Herbie, the 20 lb wonder dog
In choosing this video dog we went down the line of dogs at the shelter. The dog she needed had to be untrained. At each cage we commanded the dog to sit. When it complied it got petted and we went on to the next cage. When a dog didn't respond to the command, it got praised and petted. We found after comparing note, there were two options. One was a puppy and the other was Bennie Dufus. This dog had never been in a truck because we had to bodily lift him into the truck to bring him home. He'd never been inside a home before. He'd always been on a tether. We found this out when he bodily picked up Herbie and one of the cats, and shook them within an inch of their lives. He also killed one of our laying hens after climbing over the fenced training area. All within the first twenty-four hours with us. So he's back on a tether in the training area during the day and inside at night. He hasn't messed with any more of our household critters since the first day. He is put through his paces of simple commands like "come" and "sit" and he's done pretty well with those for the past two weeks. I'm just looking at the "Dufus" part of him and thinking he's not going to be a well behaved dog in ten weeks, but I could be surprised. Right now I'm doing my best not to get tripped up by him. But then again, if he throws me off balance he's big enough to steady myself with him.

It doesn't sound like a lot when I list it like this, but it's been one thing after another.

Nothing is impossible.

Come find me on youtube where I'm doing cooking and other videos.

4 comments:

Alex J. Cavanaugh said...

Not good the dog is going after the other critters. Although after all the trouble the chickens have caused your garden, they might serve you better as chicken soup.
Glad the new doctors are working out.

Barb Polan said...

Nice to hear from you after all this time. Sounds like all your work has been fun.

Is one of the videos going to be how to walk a dog without him pulling on the leash? In a good training class, the instructor said to turn and walk the other way as soon as the dog pulls. Doesn't work for me because I can't stop and turn that quickly without losing my balance; I'd love to watch Mel's method.

JoAnn Murphey said...

Yes Barb. I have the same issue.

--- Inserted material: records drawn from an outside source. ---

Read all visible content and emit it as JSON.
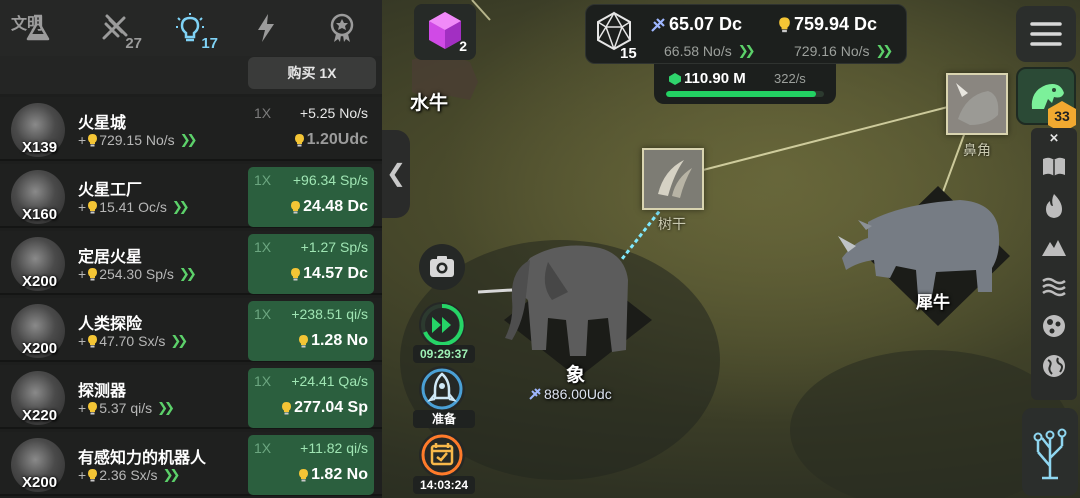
{
  "left_panel": {
    "category_tabs": [
      {
        "icon": "flask-icon",
        "count": ""
      },
      {
        "icon": "dna-icon",
        "count": "27"
      },
      {
        "icon": "lightbulb-icon",
        "count": "17",
        "active": true
      },
      {
        "icon": "lightning-icon",
        "count": ""
      },
      {
        "icon": "medal-icon",
        "count": ""
      }
    ],
    "section_title": "文明",
    "buy_button_label": "购买 1X",
    "rows": [
      {
        "multiplier_count": "X139",
        "name": "火星城",
        "rate_prefix": "+",
        "rate": "729.15 No/s",
        "buy_mult": "1X",
        "gain": "+5.25 No/s",
        "cost": "1.20Udc",
        "affordable": false
      },
      {
        "multiplier_count": "X160",
        "name": "火星工厂",
        "rate_prefix": "+",
        "rate": "15.41 Oc/s",
        "buy_mult": "1X",
        "gain": "+96.34 Sp/s",
        "cost": "24.48 Dc",
        "affordable": true
      },
      {
        "multiplier_count": "X200",
        "name": "定居火星",
        "rate_prefix": "+",
        "rate": "254.30 Sp/s",
        "buy_mult": "1X",
        "gain": "+1.27 Sp/s",
        "cost": "14.57 Dc",
        "affordable": true
      },
      {
        "multiplier_count": "X200",
        "name": "人类探险",
        "rate_prefix": "+",
        "rate": "47.70 Sx/s",
        "buy_mult": "1X",
        "gain": "+238.51 qi/s",
        "cost": "1.28 No",
        "affordable": true
      },
      {
        "multiplier_count": "X220",
        "name": "探测器",
        "rate_prefix": "+",
        "rate": "5.37 qi/s",
        "buy_mult": "1X",
        "gain": "+24.41 Qa/s",
        "cost": "277.04 Sp",
        "affordable": true
      },
      {
        "multiplier_count": "X200",
        "name": "有感知力的机器人",
        "rate_prefix": "+",
        "rate": "2.36 Sx/s",
        "buy_mult": "1X",
        "gain": "+11.82 qi/s",
        "cost": "1.82 No",
        "affordable": true
      }
    ]
  },
  "top_center": {
    "gem_count": "2",
    "d20_count": "15",
    "dna_currency": "65.07 Dc",
    "dna_rate": "66.58 No/s",
    "idea_currency": "759.94 Dc",
    "idea_rate": "729.16 No/s",
    "green_value": "110.90 M",
    "green_rate": "322/s",
    "green_progress": 0.95
  },
  "map": {
    "partial_label": "水牛",
    "elephant_label": "象",
    "elephant_cost": "886.00Udc",
    "rhino_label": "犀牛",
    "tusk_caption": "树干",
    "horn_caption": "鼻角"
  },
  "left_buttons": {
    "timer1": "09:29:37",
    "ready_label": "准备",
    "timer2": "14:03:24"
  },
  "right_side": {
    "badge_count": "33"
  }
}
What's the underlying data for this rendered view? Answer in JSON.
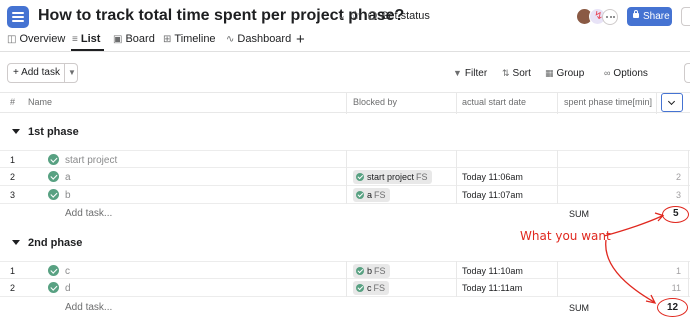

All my Shepherds I trained as puppies so this wasn't an issue, but a grown dog keeps tripping me up. I won't be walking this one any time soon.

Zan Marie said...

Oh, my! That's a list and a half, Jo! I'm tired out just reading it. {{{{hugs}}}}